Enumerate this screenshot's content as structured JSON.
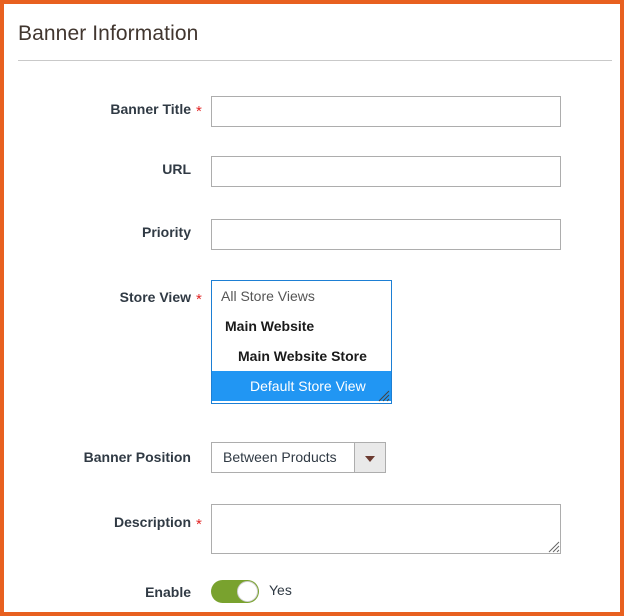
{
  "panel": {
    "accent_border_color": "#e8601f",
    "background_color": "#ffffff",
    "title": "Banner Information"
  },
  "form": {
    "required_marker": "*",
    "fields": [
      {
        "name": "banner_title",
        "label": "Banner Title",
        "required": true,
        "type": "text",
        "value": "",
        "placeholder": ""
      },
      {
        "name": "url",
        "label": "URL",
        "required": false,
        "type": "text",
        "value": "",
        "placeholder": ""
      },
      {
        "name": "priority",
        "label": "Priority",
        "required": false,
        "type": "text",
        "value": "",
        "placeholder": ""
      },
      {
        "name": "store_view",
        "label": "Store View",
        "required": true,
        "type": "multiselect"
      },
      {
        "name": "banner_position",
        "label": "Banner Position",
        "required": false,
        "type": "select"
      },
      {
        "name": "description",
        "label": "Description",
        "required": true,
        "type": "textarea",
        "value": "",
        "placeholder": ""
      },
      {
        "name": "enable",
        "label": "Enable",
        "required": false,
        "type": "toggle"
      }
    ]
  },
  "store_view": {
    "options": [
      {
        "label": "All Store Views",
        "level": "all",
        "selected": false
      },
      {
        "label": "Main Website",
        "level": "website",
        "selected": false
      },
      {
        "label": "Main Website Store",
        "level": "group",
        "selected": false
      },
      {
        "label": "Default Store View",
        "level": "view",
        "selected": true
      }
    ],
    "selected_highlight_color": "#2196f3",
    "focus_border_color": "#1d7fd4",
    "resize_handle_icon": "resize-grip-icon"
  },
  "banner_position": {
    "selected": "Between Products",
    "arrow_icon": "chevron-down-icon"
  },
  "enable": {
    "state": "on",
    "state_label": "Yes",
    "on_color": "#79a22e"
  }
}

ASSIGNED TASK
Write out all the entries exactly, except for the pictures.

COMPLETED TASK
Enumerate this screenshot's content as structured JSON.
{
  "panel": {
    "accent_border_color": "#e8601f",
    "background_color": "#ffffff",
    "title": "Banner Information"
  },
  "form": {
    "required_marker": "*",
    "fields": [
      {
        "name": "banner_title",
        "label": "Banner Title",
        "required": true,
        "type": "text",
        "value": "",
        "placeholder": ""
      },
      {
        "name": "url",
        "label": "URL",
        "required": false,
        "type": "text",
        "value": "",
        "placeholder": ""
      },
      {
        "name": "priority",
        "label": "Priority",
        "required": false,
        "type": "text",
        "value": "",
        "placeholder": ""
      },
      {
        "name": "store_view",
        "label": "Store View",
        "required": true,
        "type": "multiselect"
      },
      {
        "name": "banner_position",
        "label": "Banner Position",
        "required": false,
        "type": "select"
      },
      {
        "name": "description",
        "label": "Description",
        "required": true,
        "type": "textarea",
        "value": "",
        "placeholder": ""
      },
      {
        "name": "enable",
        "label": "Enable",
        "required": false,
        "type": "toggle"
      }
    ]
  },
  "store_view": {
    "options": [
      {
        "label": "All Store Views",
        "level": "all",
        "selected": false
      },
      {
        "label": "Main Website",
        "level": "website",
        "selected": false
      },
      {
        "label": "Main Website Store",
        "level": "group",
        "selected": false
      },
      {
        "label": "Default Store View",
        "level": "view",
        "selected": true
      }
    ],
    "selected_highlight_color": "#2196f3",
    "focus_border_color": "#1d7fd4",
    "resize_handle_icon": "resize-grip-icon"
  },
  "banner_position": {
    "selected": "Between Products",
    "arrow_icon": "chevron-down-icon"
  },
  "enable": {
    "state": "on",
    "state_label": "Yes",
    "on_color": "#79a22e"
  }
}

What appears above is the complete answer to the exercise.